Top of RECORD EXCERPTS

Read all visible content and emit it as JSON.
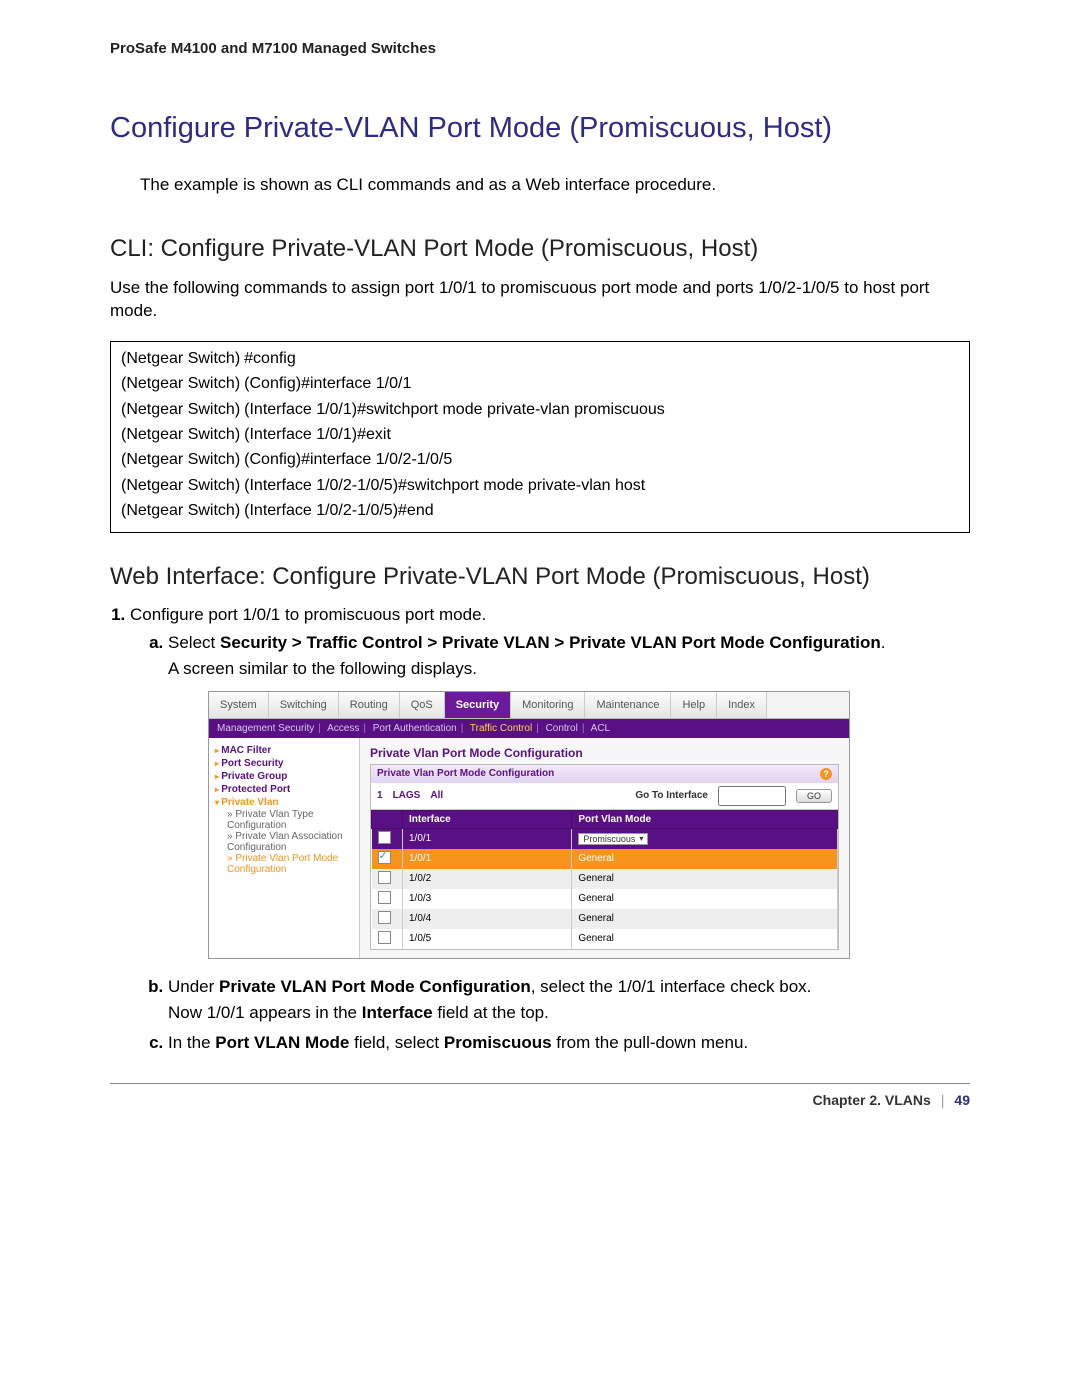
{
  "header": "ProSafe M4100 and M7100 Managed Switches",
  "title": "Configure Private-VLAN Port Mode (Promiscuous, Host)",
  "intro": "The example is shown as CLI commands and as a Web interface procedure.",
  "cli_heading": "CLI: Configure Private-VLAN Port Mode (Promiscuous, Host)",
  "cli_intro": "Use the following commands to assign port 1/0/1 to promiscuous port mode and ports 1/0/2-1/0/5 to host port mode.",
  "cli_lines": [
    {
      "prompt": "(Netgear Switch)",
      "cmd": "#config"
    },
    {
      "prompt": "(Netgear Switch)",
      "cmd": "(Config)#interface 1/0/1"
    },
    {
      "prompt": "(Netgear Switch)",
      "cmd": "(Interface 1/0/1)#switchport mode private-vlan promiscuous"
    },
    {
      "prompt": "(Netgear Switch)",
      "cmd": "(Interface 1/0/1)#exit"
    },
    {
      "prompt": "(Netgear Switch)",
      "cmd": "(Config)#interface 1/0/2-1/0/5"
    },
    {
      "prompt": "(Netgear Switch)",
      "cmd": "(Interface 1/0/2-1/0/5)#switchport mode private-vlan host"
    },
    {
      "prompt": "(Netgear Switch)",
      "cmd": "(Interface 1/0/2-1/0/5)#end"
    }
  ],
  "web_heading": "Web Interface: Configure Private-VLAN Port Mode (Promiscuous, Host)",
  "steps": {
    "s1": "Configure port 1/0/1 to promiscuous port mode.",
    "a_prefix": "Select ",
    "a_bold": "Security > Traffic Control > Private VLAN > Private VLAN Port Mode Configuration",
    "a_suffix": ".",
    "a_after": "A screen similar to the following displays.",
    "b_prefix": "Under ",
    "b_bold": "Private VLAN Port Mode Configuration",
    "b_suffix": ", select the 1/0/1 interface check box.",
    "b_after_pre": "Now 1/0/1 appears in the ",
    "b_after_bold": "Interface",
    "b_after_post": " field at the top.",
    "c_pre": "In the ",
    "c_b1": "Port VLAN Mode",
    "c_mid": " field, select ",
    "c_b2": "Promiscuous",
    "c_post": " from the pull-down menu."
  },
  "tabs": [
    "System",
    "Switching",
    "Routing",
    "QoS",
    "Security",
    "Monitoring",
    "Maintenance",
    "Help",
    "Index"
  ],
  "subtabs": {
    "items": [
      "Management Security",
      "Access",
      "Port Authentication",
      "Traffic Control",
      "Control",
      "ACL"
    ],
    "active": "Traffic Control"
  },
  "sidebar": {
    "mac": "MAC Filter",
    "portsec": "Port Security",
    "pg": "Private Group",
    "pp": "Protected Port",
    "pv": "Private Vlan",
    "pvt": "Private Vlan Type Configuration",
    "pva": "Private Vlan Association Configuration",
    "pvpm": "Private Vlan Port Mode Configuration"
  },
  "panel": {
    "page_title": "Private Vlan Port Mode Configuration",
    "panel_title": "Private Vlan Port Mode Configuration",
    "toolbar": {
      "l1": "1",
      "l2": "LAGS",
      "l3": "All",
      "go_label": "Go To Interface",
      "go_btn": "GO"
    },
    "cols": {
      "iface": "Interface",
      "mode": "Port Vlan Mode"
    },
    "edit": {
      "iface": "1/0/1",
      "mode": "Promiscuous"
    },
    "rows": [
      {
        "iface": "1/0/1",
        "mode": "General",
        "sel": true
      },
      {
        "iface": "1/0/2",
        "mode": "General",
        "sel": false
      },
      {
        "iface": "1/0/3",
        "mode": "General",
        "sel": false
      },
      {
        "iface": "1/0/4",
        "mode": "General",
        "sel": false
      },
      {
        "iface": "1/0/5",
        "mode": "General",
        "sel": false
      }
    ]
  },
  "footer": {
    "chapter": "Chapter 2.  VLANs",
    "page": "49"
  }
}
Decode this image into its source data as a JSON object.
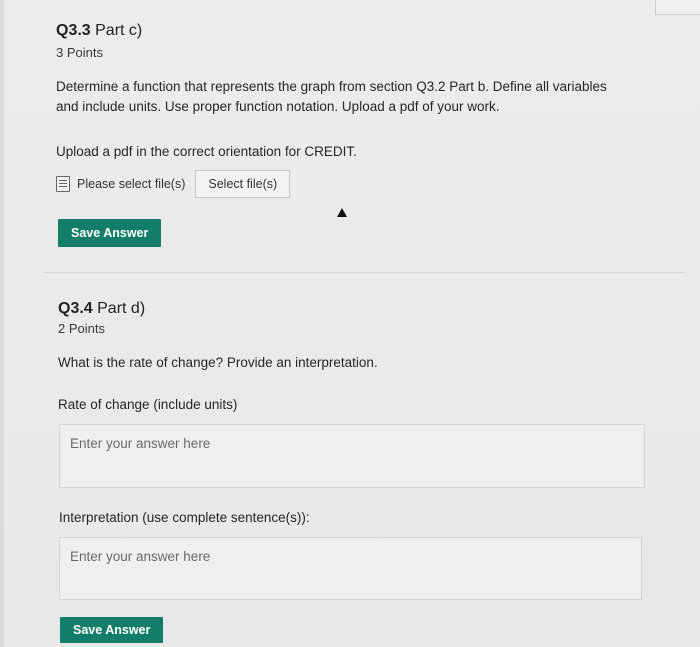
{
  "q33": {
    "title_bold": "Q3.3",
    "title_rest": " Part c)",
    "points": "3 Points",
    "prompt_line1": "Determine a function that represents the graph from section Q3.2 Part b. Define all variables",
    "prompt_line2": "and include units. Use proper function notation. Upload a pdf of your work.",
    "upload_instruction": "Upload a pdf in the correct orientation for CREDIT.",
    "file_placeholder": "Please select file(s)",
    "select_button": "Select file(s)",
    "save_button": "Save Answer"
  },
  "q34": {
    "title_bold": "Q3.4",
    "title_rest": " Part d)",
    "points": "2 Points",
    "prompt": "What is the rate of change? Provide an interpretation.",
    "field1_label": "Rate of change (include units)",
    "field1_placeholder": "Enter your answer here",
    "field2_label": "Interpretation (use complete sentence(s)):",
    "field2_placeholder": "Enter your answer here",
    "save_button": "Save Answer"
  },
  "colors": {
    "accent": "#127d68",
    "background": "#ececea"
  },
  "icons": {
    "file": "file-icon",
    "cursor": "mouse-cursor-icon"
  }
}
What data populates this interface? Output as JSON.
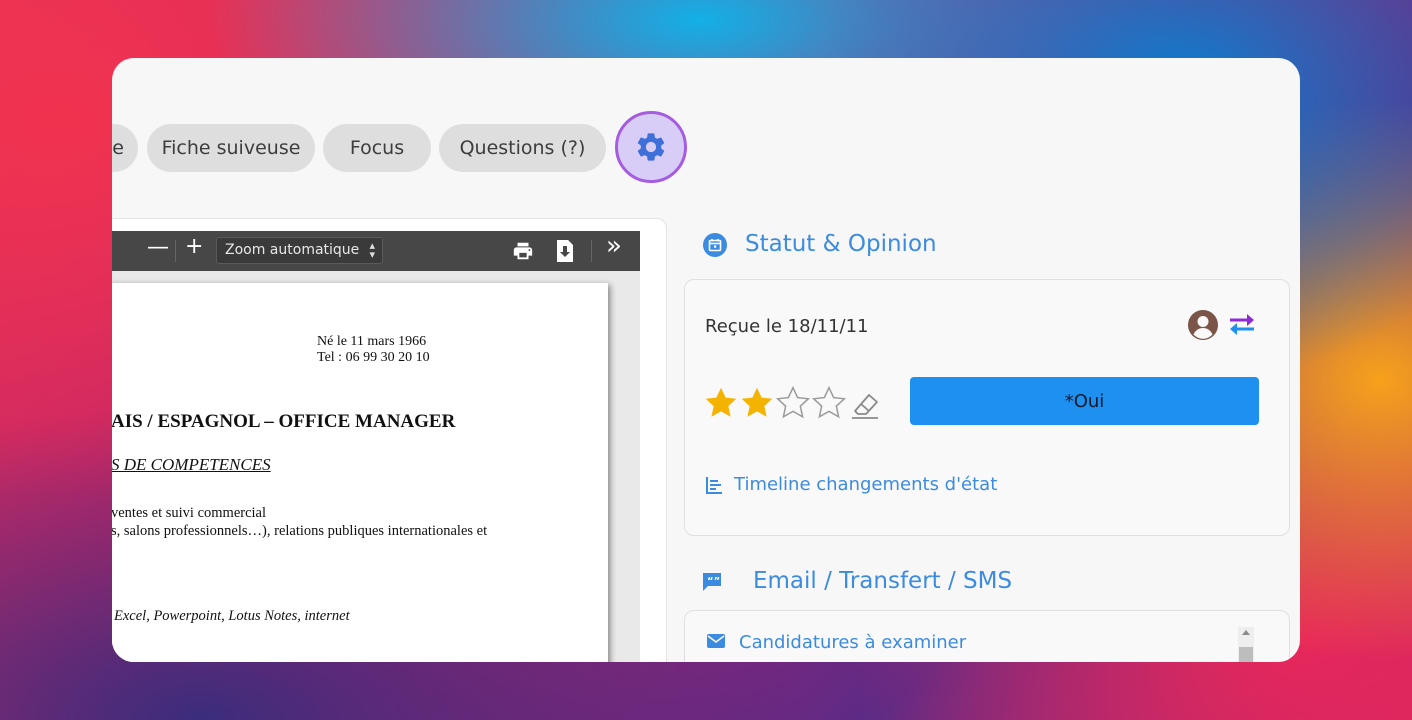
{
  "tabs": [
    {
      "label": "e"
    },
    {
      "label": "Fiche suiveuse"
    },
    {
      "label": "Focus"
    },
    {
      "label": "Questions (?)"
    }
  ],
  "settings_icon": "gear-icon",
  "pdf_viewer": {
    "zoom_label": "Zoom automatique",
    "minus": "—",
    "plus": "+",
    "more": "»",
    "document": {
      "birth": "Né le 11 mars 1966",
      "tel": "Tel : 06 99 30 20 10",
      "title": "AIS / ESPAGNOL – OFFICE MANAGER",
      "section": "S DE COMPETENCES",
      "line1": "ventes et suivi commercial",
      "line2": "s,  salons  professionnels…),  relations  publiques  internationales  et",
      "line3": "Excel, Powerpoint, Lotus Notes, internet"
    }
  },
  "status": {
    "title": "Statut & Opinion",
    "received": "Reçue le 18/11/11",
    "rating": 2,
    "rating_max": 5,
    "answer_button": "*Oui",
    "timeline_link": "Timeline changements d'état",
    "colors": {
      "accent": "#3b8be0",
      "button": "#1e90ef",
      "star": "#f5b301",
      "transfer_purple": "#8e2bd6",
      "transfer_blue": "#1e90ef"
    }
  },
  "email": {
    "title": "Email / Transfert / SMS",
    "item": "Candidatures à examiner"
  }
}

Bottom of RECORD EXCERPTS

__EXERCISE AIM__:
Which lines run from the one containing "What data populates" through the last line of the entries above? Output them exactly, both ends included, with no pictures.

__YOUR SOLUTION__:
What data populates this interface? Output as JSON.
{
  "tabs": [
    {
      "label": "e"
    },
    {
      "label": "Fiche suiveuse"
    },
    {
      "label": "Focus"
    },
    {
      "label": "Questions (?)"
    }
  ],
  "settings_icon": "gear-icon",
  "pdf_viewer": {
    "zoom_label": "Zoom automatique",
    "minus": "—",
    "plus": "+",
    "more": "»",
    "document": {
      "birth": "Né le 11 mars 1966",
      "tel": "Tel : 06 99 30 20 10",
      "title": "AIS / ESPAGNOL – OFFICE MANAGER",
      "section": "S DE COMPETENCES",
      "line1": "ventes et suivi commercial",
      "line2": "s,  salons  professionnels…),  relations  publiques  internationales  et",
      "line3": "Excel, Powerpoint, Lotus Notes, internet"
    }
  },
  "status": {
    "title": "Statut & Opinion",
    "received": "Reçue le 18/11/11",
    "rating": 2,
    "rating_max": 5,
    "answer_button": "*Oui",
    "timeline_link": "Timeline changements d'état",
    "colors": {
      "accent": "#3b8be0",
      "button": "#1e90ef",
      "star": "#f5b301",
      "transfer_purple": "#8e2bd6",
      "transfer_blue": "#1e90ef"
    }
  },
  "email": {
    "title": "Email / Transfert / SMS",
    "item": "Candidatures à examiner"
  }
}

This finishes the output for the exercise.